> _Requirement_:
For every line in the records below that holds "icon", make a copy.

Data about app and page elements
────

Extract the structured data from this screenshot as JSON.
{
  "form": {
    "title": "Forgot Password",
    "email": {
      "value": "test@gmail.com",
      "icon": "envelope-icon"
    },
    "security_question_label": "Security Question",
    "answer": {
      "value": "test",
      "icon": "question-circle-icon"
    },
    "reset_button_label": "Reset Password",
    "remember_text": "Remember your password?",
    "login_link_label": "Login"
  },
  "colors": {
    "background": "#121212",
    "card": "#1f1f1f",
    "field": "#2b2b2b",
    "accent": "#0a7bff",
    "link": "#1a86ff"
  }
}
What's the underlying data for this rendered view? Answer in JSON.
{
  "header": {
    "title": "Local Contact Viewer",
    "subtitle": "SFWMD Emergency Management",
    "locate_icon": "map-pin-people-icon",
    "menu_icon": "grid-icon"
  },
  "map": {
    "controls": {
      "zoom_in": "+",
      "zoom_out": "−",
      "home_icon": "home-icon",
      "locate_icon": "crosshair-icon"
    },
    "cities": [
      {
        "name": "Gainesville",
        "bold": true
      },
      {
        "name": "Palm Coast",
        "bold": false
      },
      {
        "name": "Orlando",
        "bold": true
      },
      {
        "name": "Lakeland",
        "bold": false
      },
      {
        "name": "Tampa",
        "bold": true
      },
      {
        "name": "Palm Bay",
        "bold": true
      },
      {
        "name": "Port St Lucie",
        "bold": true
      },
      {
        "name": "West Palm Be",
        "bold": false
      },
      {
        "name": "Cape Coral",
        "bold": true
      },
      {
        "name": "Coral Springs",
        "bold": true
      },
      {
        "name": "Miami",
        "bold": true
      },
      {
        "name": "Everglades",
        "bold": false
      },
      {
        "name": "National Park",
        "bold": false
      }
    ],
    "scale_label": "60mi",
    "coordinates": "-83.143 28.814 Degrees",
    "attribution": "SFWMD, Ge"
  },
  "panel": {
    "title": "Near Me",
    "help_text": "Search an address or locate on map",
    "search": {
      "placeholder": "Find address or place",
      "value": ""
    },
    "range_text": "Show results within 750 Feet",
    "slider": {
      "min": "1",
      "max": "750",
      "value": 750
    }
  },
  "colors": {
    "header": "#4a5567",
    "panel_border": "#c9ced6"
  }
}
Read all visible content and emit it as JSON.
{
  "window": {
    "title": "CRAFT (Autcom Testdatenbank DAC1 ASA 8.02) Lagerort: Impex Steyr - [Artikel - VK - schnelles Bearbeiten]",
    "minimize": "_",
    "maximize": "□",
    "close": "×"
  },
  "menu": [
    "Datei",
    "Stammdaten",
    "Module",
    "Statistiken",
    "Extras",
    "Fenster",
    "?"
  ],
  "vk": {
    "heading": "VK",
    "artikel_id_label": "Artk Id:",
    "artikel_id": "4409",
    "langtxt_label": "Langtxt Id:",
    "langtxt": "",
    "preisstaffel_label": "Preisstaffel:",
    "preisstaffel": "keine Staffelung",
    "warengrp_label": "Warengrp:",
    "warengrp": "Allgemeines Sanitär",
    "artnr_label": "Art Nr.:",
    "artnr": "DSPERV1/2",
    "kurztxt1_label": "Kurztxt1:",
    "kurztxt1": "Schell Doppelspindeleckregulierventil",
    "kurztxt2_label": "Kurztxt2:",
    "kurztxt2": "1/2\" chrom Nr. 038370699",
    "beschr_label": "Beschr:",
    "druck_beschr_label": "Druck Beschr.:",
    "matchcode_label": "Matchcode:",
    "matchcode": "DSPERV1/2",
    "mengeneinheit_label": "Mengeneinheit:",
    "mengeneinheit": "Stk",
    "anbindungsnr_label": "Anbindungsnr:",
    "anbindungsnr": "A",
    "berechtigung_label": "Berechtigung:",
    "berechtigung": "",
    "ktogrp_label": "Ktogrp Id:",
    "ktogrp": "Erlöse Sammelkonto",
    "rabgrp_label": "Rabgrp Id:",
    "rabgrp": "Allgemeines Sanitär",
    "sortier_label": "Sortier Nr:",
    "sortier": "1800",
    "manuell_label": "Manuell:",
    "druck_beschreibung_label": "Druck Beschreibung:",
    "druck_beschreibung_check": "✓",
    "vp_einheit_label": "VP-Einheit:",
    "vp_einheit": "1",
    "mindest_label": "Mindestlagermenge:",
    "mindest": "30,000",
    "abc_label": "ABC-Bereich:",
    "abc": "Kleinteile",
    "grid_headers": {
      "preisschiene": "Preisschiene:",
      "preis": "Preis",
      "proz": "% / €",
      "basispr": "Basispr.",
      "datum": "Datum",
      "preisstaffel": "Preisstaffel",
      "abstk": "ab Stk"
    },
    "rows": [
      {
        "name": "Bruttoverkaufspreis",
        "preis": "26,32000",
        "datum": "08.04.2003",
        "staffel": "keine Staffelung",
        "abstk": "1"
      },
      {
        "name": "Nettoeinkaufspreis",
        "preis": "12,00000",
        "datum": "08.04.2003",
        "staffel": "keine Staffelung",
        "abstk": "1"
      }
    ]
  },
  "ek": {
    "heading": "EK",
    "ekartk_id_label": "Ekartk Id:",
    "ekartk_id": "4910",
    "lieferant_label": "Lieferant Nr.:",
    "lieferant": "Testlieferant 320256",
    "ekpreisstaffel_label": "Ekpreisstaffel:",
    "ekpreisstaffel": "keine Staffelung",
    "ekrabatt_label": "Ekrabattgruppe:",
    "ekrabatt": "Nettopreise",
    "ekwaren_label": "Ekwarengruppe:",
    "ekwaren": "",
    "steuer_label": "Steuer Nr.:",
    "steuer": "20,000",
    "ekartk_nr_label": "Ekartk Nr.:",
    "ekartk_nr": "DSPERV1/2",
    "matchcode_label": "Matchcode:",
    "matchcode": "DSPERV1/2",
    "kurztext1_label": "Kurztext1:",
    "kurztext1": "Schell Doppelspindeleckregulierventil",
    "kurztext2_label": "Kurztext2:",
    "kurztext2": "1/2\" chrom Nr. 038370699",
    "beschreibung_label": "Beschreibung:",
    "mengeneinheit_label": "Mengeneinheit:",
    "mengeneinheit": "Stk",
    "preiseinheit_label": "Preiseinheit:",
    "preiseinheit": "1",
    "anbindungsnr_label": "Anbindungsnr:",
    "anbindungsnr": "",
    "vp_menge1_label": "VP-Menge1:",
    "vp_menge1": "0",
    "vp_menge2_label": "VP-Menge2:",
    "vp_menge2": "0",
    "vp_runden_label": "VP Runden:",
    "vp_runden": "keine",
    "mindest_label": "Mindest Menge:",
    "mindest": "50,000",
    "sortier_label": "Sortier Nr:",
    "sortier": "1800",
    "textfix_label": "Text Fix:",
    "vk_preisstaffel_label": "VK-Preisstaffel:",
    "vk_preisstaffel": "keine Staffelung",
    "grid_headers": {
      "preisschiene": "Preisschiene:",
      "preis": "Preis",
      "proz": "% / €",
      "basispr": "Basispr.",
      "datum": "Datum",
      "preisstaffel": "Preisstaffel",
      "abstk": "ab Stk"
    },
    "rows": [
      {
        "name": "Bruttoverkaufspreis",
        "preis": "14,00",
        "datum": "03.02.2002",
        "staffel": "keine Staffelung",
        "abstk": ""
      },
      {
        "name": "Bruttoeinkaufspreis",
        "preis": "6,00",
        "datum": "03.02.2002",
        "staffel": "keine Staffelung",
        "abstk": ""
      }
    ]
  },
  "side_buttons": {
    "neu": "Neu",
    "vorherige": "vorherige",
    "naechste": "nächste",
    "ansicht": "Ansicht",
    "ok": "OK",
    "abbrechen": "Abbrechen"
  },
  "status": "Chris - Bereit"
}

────

> _Response below_:
      "icon": "envelope-icon"
      "icon": "question-circle-icon"
    "locate_icon": "map-pin-people-icon",
    "menu_icon": "grid-icon"
      "home_icon": "home-icon",
      "locate_icon": "crosshair-icon"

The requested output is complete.